World Bulletin/News Desk
Secretary of State John Kerry said on Wednesday the United States would work with the new Palestinian unity government "as we need to" but would be monitoring its commitment to continued cooperation with Israel.
Palestinian President Mahmoud Abbas swore in a government of technocrats on Monday in a reconciliation deal between his Fatah movement and Hamas.
"We are going to be watching (the government) very closely, as we said from day one, to absolutely ensure that it upholds each of those things it has talked about, that it doesn't cross the line," Kerry said.
Kerry said Abbas had told him that the new government would be committed to principles of non-violence, negotiations with Israel and existing accords including cooperation on security.
Kerry, who oversaw peace talks between the Israelis and Palestinians that stalled in April, said he had spoken over the last few days with both Abbas and Israeli Prime Minister Benjamin Netanyahu, who warned on Sunday against any international rush to recognise the new Palestinian government.
Netanyahu has condemned Washington's decision to work with the unity government. But Kerry stressed that Washington did not recognise the new Palestinian government.
"Let me be very clear: the United States does not recognise a government with respect to Palestine, because that would recognise a state and there is no state," Kerry said. "This is not an issue of recognition of a government."

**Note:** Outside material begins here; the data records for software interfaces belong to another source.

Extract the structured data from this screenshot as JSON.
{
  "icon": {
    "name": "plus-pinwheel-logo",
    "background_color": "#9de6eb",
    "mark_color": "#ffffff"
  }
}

Kerry said the U.S. law on assistance to the Palestinian Authority specifically states that the administration makes a judgment about "undue influence by Hamas in any way".
"At the moment, we don't have that, and so we are looking to see as we go forward on a day-to-day evaluation - we will measure the composition (of the new government), we will measure the policies of the new technocrat government, and we will calibrate our approach accordingly," he said.
"I've had several conversations with Prime Minister Netanyahu," Kerry said, playing down reports of a rift with Israel. "We're completely talking about this on a day-to-day basis. Israel is our friend, our strong ally."
Lebanon needs president
U.S. Secretary of State also urged Lebanon's politicians to overcome their "deeply troubling" stalemate and elect a new president to help respond to the damaging fallout of civil war in neighbouring Syria.
"Lebanon's security for years has been of paramount concern to the United States, and that is why I have to say that the current political stalemate here in Lebanon is deeply troubling," he said after meeting Prime Minister Tammam Salam.
Lebanon has been without a president since May 25, when Michel Suleiman's six-year term expired. Attempts by politicians to pick a successor have foundered on longstanding divisions exacerbated by tensions over the Syrian war.
Political rifts have been accompanied by sectarian violence including bombs, gunbattles and rocket fire. Salam's government also faces widening budget deficits and a growing strain on services such as electricity, water, health and education from more than 1 million Syrian refugees in a country of 4 million.
"Lebanon needs and Lebanon deserves to have a fully empowered, fully functioning, complete government. We hope the Lebanese parliament will select a president quickly," Kerry said.
The presidency, allocated to the Maronite Christian community under Lebanon's sectarian division of power, is one of the three main political offices alongside the prime minister, a Sunni Muslim, and the parliamentary speaker, a Shi'ite Muslim.
Kerry announced more than $290 million in additional aid for U.N. agencies and non-governmental organisations working with the nearly 3 million Syrian refugees in Lebanon, Jordan, Turkey, Iraq and Egypt.
Some $51 million of the funds, the largest chunk of the aid, will go to helping Lebanon which hosts the highest concentration of refugees as a percentage of population in the world.
Unlike some of Syria's other neighbours, Lebanon does not have formal refugee camps, leaving many families to find refuge within host communities.
More than $35 million of the additional funds will go to helping refugees in Jordan, $15 million to Turkey and the same amount to Iraq, while $4.5 million will support Egypt, the State Department said.
The power of the presidency, once the leading political office in Lebanon, was eroded under the accord which ended Lebanon's 1975-1990 civil war, handing greater influence to the government and prime minister.
A State Department official had said earlier that Kerry would renew a commitment by the United States to develop the capabilities of the Lebanese army to secure its borders and restore calm in parts of the country.
Lebanon has only two neighbours: Israel, with which it remains formally in a state of war, and Syria, where the conflict between President Bashar al-Assad and rebels is now in its fourth year.
Last Mod: 05 Haziran 2014, 10:06